◆ **Study material**:
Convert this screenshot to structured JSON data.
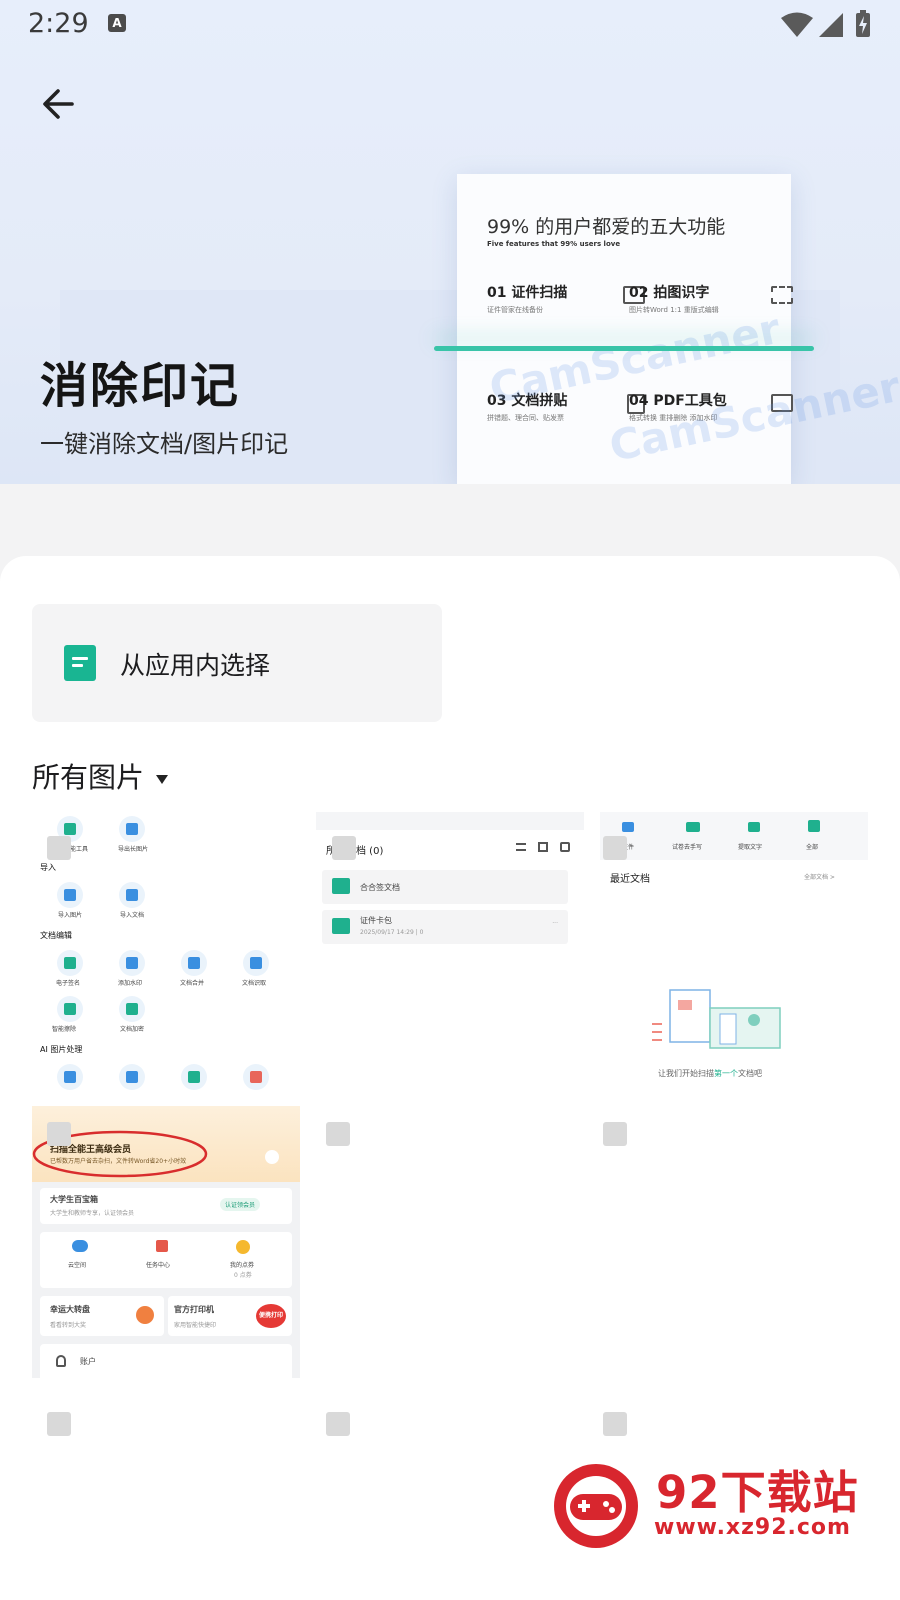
{
  "status_bar": {
    "time": "2:29",
    "a_label": "A"
  },
  "banner": {
    "title": "消除印记",
    "subtitle": "一键消除文档/图片印记",
    "card_title": "99% 的用户都爱的五大功能",
    "card_subtitle": "Five features that 99% users love",
    "features": [
      {
        "title": "01 证件扫描",
        "sub": "证件管家在线备份"
      },
      {
        "title": "02 拍图识字",
        "sub": "图片转Word 1:1 重版式编辑"
      },
      {
        "title": "03 文档拼贴",
        "sub": "拼错题、理合同、贴发票"
      },
      {
        "title": "04 PDF工具包",
        "sub": "格式转换 重排删除 添加水印"
      }
    ],
    "watermark": "CamScanner"
  },
  "sheet": {
    "pick_label": "从应用内选择",
    "album_label": "所有图片"
  },
  "thumbs": {
    "t1": {
      "top_labels": [
        "全部智能工具",
        "导出长图片"
      ],
      "sec_import": "导入",
      "import_labels": [
        "导入图片",
        "导入文档"
      ],
      "sec_edit": "文档编辑",
      "edit_labels": [
        "电子签名",
        "添加水印",
        "文档合并",
        "文档识取",
        "智能擦除",
        "文档加密"
      ],
      "sec_ai": "AI 图片处理"
    },
    "t2": {
      "header": "所有文档 (0)",
      "folders": [
        {
          "name": "合合签文档",
          "meta": ""
        },
        {
          "name": "证件卡包",
          "meta": "2025/09/17 14:29 | 0"
        }
      ]
    },
    "t3": {
      "tabs": [
        "扫描证件",
        "试卷去手写",
        "提取文字",
        "全部"
      ],
      "recent": "最近文档",
      "all_docs": "全部文档 >",
      "empty_prefix": "让我们开始扫描",
      "empty_highlight": "第一个",
      "empty_suffix": "文档吧"
    },
    "t4": {
      "vip_title": "扫描全能王高级会员",
      "vip_sub": "已帮数万用户省去杂扫，文件转Word省20+小时效",
      "student_title": "大学生百宝箱",
      "student_sub": "大学生和教师专享，认证领会员",
      "student_btn": "认证领会员",
      "grid": [
        "云空间",
        "任务中心",
        "我的点券"
      ],
      "points": "0 点券",
      "lucky_title": "幸运大转盘",
      "lucky_sub": "看看转到大奖",
      "print_title": "官方打印机",
      "print_sub": "家用智能快捷印",
      "print_badge": "便携打印",
      "account": "账户"
    }
  },
  "logo": {
    "text": "92下载站",
    "url": "www.xz92.com"
  }
}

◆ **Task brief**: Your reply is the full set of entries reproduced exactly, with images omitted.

◆ **Response area**:
Convert this screenshot to structured JSON data.
{
  "status_bar": {
    "time": "2:29",
    "a_label": "A"
  },
  "banner": {
    "title": "消除印记",
    "subtitle": "一键消除文档/图片印记",
    "card_title": "99% 的用户都爱的五大功能",
    "card_subtitle": "Five features that 99% users love",
    "features": [
      {
        "title": "01 证件扫描",
        "sub": "证件管家在线备份"
      },
      {
        "title": "02 拍图识字",
        "sub": "图片转Word 1:1 重版式编辑"
      },
      {
        "title": "03 文档拼贴",
        "sub": "拼错题、理合同、贴发票"
      },
      {
        "title": "04 PDF工具包",
        "sub": "格式转换 重排删除 添加水印"
      }
    ],
    "watermark": "CamScanner"
  },
  "sheet": {
    "pick_label": "从应用内选择",
    "album_label": "所有图片"
  },
  "thumbs": {
    "t1": {
      "top_labels": [
        "全部智能工具",
        "导出长图片"
      ],
      "sec_import": "导入",
      "import_labels": [
        "导入图片",
        "导入文档"
      ],
      "sec_edit": "文档编辑",
      "edit_labels": [
        "电子签名",
        "添加水印",
        "文档合并",
        "文档识取",
        "智能擦除",
        "文档加密"
      ],
      "sec_ai": "AI 图片处理"
    },
    "t2": {
      "header": "所有文档 (0)",
      "folders": [
        {
          "name": "合合签文档",
          "meta": ""
        },
        {
          "name": "证件卡包",
          "meta": "2025/09/17 14:29 | 0"
        }
      ]
    },
    "t3": {
      "tabs": [
        "扫描证件",
        "试卷去手写",
        "提取文字",
        "全部"
      ],
      "recent": "最近文档",
      "all_docs": "全部文档 >",
      "empty_prefix": "让我们开始扫描",
      "empty_highlight": "第一个",
      "empty_suffix": "文档吧"
    },
    "t4": {
      "vip_title": "扫描全能王高级会员",
      "vip_sub": "已帮数万用户省去杂扫，文件转Word省20+小时效",
      "student_title": "大学生百宝箱",
      "student_sub": "大学生和教师专享，认证领会员",
      "student_btn": "认证领会员",
      "grid": [
        "云空间",
        "任务中心",
        "我的点券"
      ],
      "points": "0 点券",
      "lucky_title": "幸运大转盘",
      "lucky_sub": "看看转到大奖",
      "print_title": "官方打印机",
      "print_sub": "家用智能快捷印",
      "print_badge": "便携打印",
      "account": "账户"
    }
  },
  "logo": {
    "text": "92下载站",
    "url": "www.xz92.com"
  }
}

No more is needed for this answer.